heels; all of this will have to be dealt with. And we all know that simultaneity is a BIG problem for words. They come in sequence, always, only in sequence, so while I sort it out, I will refer to Dr. Johnson. Referring to Dr. Johnson in a pinch is a good bet, our own man of the English language, our wise, fat, gouty, scrofulous, kindhearted, witty glutton, a being of authority, to whom we can all turn in moments of trouble, a cultural pater familias who was so important he had his own man
defeating a robber in six frames from the Chicago Art Institute that hangs over the sofa, I cannot say, but it is a great work even in reproduction.) Ellen Wright, who once trained in social work, now employed as an administrator at the Bonden Health Clinic, opens the forum with a short speech, during which she uses the current verb of choice to describe the events in question: bullying. She notes its prevalence, its potential damage to long-term mental health, notes that girls are sneakier and
fit well, so his manipulator settled for the entrance of the fellow’s head and neck in-house, body beyond. I returned to my book, but the child’s voice pulled me away now and again by small exclamations and loud humming. A brief silence was followed by a sudden lament: “Too bad I’m real so I can’t go in my little house and live!” I remembered, remembered that threshold world of Almost, where wishes are nearly real. Could it be that my dolls stirred at night? Had the spoon moved of its own

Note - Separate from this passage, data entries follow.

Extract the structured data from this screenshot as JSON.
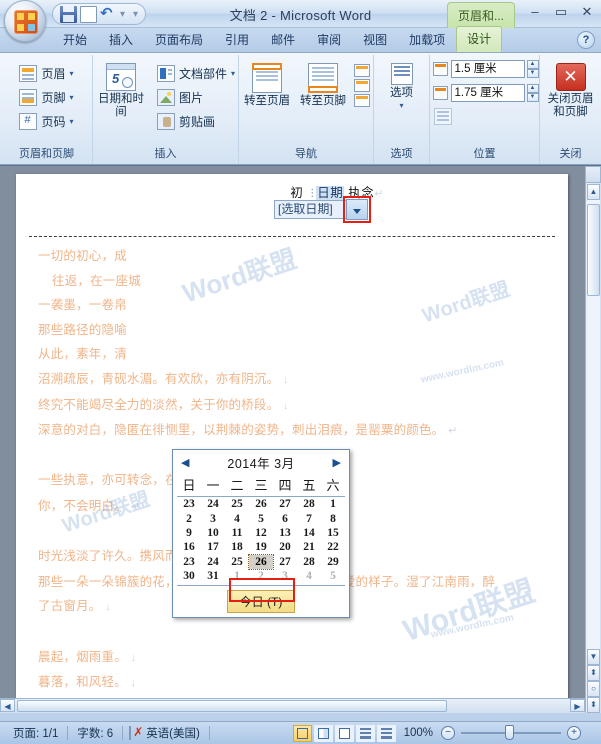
{
  "window": {
    "title": "文档 2 - Microsoft Word",
    "contextual_tab": "页眉和...",
    "minimize": "–",
    "maximize": "▭",
    "close": "✕",
    "help": "?"
  },
  "quick_access": {
    "save": "save-icon",
    "new": "new-icon",
    "undo": "undo-icon",
    "more": "▾"
  },
  "tabs": [
    {
      "label": "开始",
      "active": false
    },
    {
      "label": "插入",
      "active": false
    },
    {
      "label": "页面布局",
      "active": false
    },
    {
      "label": "引用",
      "active": false
    },
    {
      "label": "邮件",
      "active": false
    },
    {
      "label": "审阅",
      "active": false
    },
    {
      "label": "视图",
      "active": false
    },
    {
      "label": "加载项",
      "active": false
    },
    {
      "label": "设计",
      "active": true
    }
  ],
  "ribbon": {
    "groups": [
      {
        "name": "页眉和页脚",
        "items": [
          {
            "label": "页眉",
            "dropdown": "▾"
          },
          {
            "label": "页脚",
            "dropdown": "▾"
          },
          {
            "label": "页码",
            "dropdown": "▾"
          }
        ]
      },
      {
        "name": "插入",
        "date_button": "日期和时间",
        "items": [
          {
            "label": "文档部件",
            "dropdown": "▾"
          },
          {
            "label": "图片",
            "dropdown": ""
          },
          {
            "label": "剪贴画",
            "dropdown": ""
          }
        ]
      },
      {
        "name": "导航",
        "goto_header": "转至页眉",
        "goto_footer": "转至页脚"
      },
      {
        "name": "选项",
        "options_label": "选项",
        "options_arrow": "▾"
      },
      {
        "name": "位置",
        "header_from_top": "1.5 厘米",
        "footer_from_bottom": "1.75 厘米",
        "spin_up": "▲",
        "spin_down": "▼"
      },
      {
        "name": "关闭",
        "close_label": "关闭页眉和页脚",
        "close_icon": "✕"
      }
    ]
  },
  "document": {
    "header_text_prefix": "初",
    "header_content_control": "日期",
    "header_text_suffix": "执念",
    "header_pilcrow": "↵",
    "date_picker_placeholder": "[选取日期]",
    "date_picker_dropdown": "▾",
    "paragraphs": [
      "一切的初心，成",
      "往返，在一座城",
      "一袭墨，一卷帛",
      "那些路径的隐喻",
      "从此，素年，清",
      "沼溯疏辰，青砚水湄。有欢欣，亦有阴沉。",
      "终究不能竭尽全力的淡然，关于你的桥段。",
      "深意的对白，隐匿在徘恻里，以荆棘的姿势，刺出泪痕，是罂粟的颜色。",
      "一些执意，亦可转念，在至信殆尽的瞬间。",
      "你，不会明白。",
      "时光浅淡了许久。携风而来的，是你的声音，很旷远。",
      "那些一朵一朵锦簇的花，是写在墨迹里的爱恋，开成疼爱的样子。湿了江南雨，醉",
      "了古窗月。",
      "晨起，烟雨重。",
      "暮落，和风轻。"
    ],
    "marks": {
      "soft_return": "↓",
      "paragraph": "↵"
    }
  },
  "calendar": {
    "prev_arrow": "◀",
    "next_arrow": "▶",
    "month_title": "2014年 3月",
    "weekdays": [
      "日",
      "一",
      "二",
      "三",
      "四",
      "五",
      "六"
    ],
    "weeks": [
      [
        {
          "d": "23",
          "o": true
        },
        {
          "d": "24",
          "o": true
        },
        {
          "d": "25",
          "o": true
        },
        {
          "d": "26",
          "o": true
        },
        {
          "d": "27",
          "o": true
        },
        {
          "d": "28",
          "o": true
        },
        {
          "d": "1",
          "o": false
        }
      ],
      [
        {
          "d": "2",
          "o": false
        },
        {
          "d": "3",
          "o": false
        },
        {
          "d": "4",
          "o": false
        },
        {
          "d": "5",
          "o": false
        },
        {
          "d": "6",
          "o": false
        },
        {
          "d": "7",
          "o": false
        },
        {
          "d": "8",
          "o": false
        }
      ],
      [
        {
          "d": "9",
          "o": false
        },
        {
          "d": "10",
          "o": false
        },
        {
          "d": "11",
          "o": false
        },
        {
          "d": "12",
          "o": false
        },
        {
          "d": "13",
          "o": false
        },
        {
          "d": "14",
          "o": false
        },
        {
          "d": "15",
          "o": false
        }
      ],
      [
        {
          "d": "16",
          "o": false
        },
        {
          "d": "17",
          "o": false
        },
        {
          "d": "18",
          "o": false
        },
        {
          "d": "19",
          "o": false
        },
        {
          "d": "20",
          "o": false
        },
        {
          "d": "21",
          "o": false
        },
        {
          "d": "22",
          "o": false
        }
      ],
      [
        {
          "d": "23",
          "o": false
        },
        {
          "d": "24",
          "o": false
        },
        {
          "d": "25",
          "o": false
        },
        {
          "d": "26",
          "o": false,
          "sel": true
        },
        {
          "d": "27",
          "o": false
        },
        {
          "d": "28",
          "o": false
        },
        {
          "d": "29",
          "o": false
        }
      ],
      [
        {
          "d": "30",
          "o": false
        },
        {
          "d": "31",
          "o": false
        },
        {
          "d": "1",
          "o": true
        },
        {
          "d": "2",
          "o": true
        },
        {
          "d": "3",
          "o": true
        },
        {
          "d": "4",
          "o": true
        },
        {
          "d": "5",
          "o": true
        }
      ]
    ],
    "today_button": "今日 (T)",
    "selected_day": "26"
  },
  "status": {
    "page": "页面: 1/1",
    "words": "字数: 6",
    "spell_icon": "spellcheck-icon",
    "language": "英语(美国)",
    "views": [
      "print-layout-view",
      "full-screen-reading-view",
      "web-layout-view",
      "outline-view",
      "draft-view"
    ],
    "active_view": "print-layout-view",
    "zoom": "100%",
    "zoom_out": "−",
    "zoom_in": "+"
  },
  "watermarks": {
    "brand": "Word联盟",
    "url": "www.wordlm.com"
  },
  "colors": {
    "accent_green": "#d3e9bc",
    "highlight_red": "#e51f12",
    "body_text": "#f0b58a",
    "chrome_blue": "#bcd2ea"
  }
}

with no breasts, constantly adjusted her arms and legs as if they were alien limbs. Jessica Lorquat was tiny, but she had the body of a woman. A false atmosphere of femininity hung about her that made itself known chiefly in an affectation—a cooing baby voice. Ashley Larsen, sleek brown hair, slightly protruding eyes, walked and sat with the self-conscious air that comes with a newly acquired erogenous zone—holding herself chest-out to display growing buds. Emma Hartley withdrew behind a veil of